What Is The Best Way To Prevent Plum Tree Pests And Diseases?
The best way to prevent plum tree pests and diseases is to stay one step ahead! Identification of the pest or disease early on is key, as this will allow you to take action quickly. Natural remedies are often a good first line of defence – such as introducing beneficial insects like ladybugs that prey upon many common pests. Taking regular walks around your trees can also help identify any signs of trouble before it becomes too serious. As long as you keep an eye out for any potential issues, you’ll be able to protect your beloved plum trees from harm.
Are There Any Organic Solutions For Treating Plum Tree Pests And Diseases?

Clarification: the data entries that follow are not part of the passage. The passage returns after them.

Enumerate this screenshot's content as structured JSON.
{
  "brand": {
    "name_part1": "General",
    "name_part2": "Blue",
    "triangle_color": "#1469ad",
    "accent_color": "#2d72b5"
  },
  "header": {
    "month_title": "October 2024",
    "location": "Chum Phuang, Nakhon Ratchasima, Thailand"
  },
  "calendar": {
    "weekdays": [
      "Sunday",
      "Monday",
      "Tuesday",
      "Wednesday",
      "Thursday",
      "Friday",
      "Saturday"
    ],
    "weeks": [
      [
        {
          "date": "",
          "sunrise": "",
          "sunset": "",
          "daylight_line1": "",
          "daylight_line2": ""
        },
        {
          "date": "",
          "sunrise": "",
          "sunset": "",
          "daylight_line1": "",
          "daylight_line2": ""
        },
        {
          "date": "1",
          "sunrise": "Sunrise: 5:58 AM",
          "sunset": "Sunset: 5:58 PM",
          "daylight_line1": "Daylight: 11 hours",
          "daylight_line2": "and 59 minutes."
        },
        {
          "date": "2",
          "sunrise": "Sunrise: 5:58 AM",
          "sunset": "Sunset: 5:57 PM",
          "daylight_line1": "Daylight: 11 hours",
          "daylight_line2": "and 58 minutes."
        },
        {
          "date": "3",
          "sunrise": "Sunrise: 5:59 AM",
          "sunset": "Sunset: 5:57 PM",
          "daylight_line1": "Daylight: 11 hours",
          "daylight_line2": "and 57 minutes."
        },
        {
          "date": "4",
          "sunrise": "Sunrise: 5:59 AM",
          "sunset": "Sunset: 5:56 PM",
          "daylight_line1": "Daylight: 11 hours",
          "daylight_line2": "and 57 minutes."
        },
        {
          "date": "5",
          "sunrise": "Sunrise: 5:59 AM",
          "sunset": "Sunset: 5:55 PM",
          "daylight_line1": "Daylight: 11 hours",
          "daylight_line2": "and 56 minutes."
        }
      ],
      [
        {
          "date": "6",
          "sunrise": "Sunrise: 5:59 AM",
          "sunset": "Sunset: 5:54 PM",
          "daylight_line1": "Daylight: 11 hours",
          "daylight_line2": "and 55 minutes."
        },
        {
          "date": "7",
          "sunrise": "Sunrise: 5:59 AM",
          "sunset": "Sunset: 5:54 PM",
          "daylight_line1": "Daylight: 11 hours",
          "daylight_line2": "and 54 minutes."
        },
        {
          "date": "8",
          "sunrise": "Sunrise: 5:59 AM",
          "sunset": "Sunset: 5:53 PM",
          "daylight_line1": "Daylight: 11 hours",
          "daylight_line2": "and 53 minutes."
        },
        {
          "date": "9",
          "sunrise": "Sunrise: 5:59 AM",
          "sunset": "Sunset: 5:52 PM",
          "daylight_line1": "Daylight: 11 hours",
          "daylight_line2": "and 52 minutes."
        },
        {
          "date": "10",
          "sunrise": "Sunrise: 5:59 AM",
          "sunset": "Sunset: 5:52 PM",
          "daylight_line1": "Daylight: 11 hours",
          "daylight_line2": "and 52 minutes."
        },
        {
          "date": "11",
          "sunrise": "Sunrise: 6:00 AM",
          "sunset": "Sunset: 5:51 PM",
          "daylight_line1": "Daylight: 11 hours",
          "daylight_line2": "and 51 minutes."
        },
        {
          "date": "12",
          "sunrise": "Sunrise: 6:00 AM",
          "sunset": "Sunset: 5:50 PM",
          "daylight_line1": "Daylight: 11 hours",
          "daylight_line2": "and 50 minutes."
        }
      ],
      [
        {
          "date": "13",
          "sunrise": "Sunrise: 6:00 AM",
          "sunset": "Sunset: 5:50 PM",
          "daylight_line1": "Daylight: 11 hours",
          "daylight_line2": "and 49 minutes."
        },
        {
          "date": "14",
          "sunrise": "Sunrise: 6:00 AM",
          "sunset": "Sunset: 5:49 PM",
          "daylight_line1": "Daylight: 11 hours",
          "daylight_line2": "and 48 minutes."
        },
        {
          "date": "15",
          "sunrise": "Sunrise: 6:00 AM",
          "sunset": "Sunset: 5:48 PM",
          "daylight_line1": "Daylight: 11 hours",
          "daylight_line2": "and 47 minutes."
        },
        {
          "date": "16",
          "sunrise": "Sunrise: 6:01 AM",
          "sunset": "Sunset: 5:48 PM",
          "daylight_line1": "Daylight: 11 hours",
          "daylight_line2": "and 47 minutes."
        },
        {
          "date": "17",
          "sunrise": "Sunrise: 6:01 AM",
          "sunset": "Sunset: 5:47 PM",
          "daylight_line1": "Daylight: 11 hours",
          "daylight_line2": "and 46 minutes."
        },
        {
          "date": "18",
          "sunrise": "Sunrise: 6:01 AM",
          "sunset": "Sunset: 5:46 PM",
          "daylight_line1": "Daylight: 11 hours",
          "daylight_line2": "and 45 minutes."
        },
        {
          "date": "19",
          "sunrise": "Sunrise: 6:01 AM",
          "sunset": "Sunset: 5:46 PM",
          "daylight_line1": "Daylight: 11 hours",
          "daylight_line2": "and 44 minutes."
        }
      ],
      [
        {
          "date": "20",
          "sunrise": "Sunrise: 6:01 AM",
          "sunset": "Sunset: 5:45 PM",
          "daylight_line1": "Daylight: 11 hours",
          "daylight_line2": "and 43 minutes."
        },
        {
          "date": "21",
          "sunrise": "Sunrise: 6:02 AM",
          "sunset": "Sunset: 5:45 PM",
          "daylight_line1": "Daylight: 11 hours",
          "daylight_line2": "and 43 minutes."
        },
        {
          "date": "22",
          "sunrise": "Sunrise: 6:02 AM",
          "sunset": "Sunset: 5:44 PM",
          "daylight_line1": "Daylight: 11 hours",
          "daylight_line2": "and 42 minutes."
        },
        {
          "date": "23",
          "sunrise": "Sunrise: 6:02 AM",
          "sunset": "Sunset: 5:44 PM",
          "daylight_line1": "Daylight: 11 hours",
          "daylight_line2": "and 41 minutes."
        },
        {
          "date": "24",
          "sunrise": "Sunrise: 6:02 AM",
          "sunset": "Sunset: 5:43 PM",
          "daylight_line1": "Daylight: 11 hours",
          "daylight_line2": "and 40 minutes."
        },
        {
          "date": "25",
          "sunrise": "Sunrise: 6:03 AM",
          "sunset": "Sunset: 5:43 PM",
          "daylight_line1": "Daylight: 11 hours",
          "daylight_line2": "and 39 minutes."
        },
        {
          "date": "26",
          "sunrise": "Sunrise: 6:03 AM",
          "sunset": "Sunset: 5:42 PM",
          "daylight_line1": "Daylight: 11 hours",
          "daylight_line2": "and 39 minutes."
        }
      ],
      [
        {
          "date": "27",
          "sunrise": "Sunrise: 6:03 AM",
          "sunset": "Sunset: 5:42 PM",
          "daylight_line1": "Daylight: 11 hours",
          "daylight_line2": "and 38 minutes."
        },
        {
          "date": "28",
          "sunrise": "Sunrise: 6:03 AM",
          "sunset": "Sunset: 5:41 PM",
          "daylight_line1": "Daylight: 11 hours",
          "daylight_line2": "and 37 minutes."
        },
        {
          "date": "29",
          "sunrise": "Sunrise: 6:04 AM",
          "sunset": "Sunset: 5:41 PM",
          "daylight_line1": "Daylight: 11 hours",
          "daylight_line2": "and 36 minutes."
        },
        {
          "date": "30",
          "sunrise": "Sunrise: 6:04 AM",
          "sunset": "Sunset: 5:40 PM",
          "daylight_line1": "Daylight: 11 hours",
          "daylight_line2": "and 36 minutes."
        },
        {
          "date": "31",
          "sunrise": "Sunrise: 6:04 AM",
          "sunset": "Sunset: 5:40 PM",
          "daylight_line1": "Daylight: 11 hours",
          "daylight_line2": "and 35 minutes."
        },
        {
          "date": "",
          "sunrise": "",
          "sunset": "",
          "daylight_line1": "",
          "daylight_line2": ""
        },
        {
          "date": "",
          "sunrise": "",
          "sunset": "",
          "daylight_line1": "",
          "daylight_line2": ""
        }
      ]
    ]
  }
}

Yes, there are organic solutions for treating plum tree pests and diseases! Integrated pest management (IPM) is a strategy that combines biological, cultural, physical, and chemical methods to control pests. Cultural practices such as pruning, thinning out fruit clusters, mulching the soil properly and irrigating regularly can help reduce many of the problems associated with common plums tree pests and disease. IPM is an effective way to manage pest populations without using harsh chemicals or pesticides. It’s also great for our environment – so you don’t have worry about harming bees or other beneficial insects while keeping your trees healthy and productive.
How Often Should I Inspect My Plum Trees For Pests And Diseases?
When it comes to inspecting your plum trees for pests and diseases, the best thing you can do is keep a close watch on them. Check regularly throughout the growing season so that any problems are caught early – this will make it easier to take natural remedies or adjust for changing weather patterns if needed. Make sure to examine both the leaves and fruit of your tree carefully at least once a month, as well as after periods of heavy rain or extreme heat when disease-causing organisms might be more likely to thrive. If you’re ever unsure about what’s going on with your plum tree, don’t hesitate to consult an experienced arborist before taking action.
What Is The Most Common Pest Or Disease That Affects Plum Trees?
Welcome gardeners! Plum trees are so beautiful and delicious – I know you all love them as much as I do. Unfortunately, they can be prone to pests and diseases that can really hurt their health. The one most likely to affect your plums is spotted wing drosophila, a tiny fly that lays its eggs inside the fruit. Another common issue is bacterial blight which causes dark spots on the leaves and twigs of your tree. Fortunately, these two can usually be treated with insecticides or fungicides if caught early enough. To ensure your plum trees stay happy and healthy, make sure to inspect them regularly for any signs of damage!
Can I Use A Fungicide To Treat Plum Tree Diseases?
When it comes to keeping your plum tree healthy, taking preventative measures is key! Fungicides can be an effective treatment for certain diseases that plague these fruit trees. However, you’ll have to do some detective work and figure out what’s causing any damage before reaching for a fungicide. Common culprits include fruit rot caused by fungi such as Botryosphaeria and scale insects which are quite the pesky little critters. To keep the bad bugs away, make sure you prune regularly and use insecticidal soap or horticultural oils if needed – this way you won’t be stuck between a rock and a hard place!
It’s essential to pay close attention to your plum trees and inspect them regularly for signs of pests or disease. Taking preventative measures such as fertilising, mulching and pruning can reduce the risk of infection, but it is also important to take action if an infestation does occur. There are a range of organic solutions available which I would recommend trying first before turning to chemical treatments. It is worth investing time in getting to know your trees, so you can identify potential threats early on and act quickly – this way, we can all help protect our precious fruit trees from harm.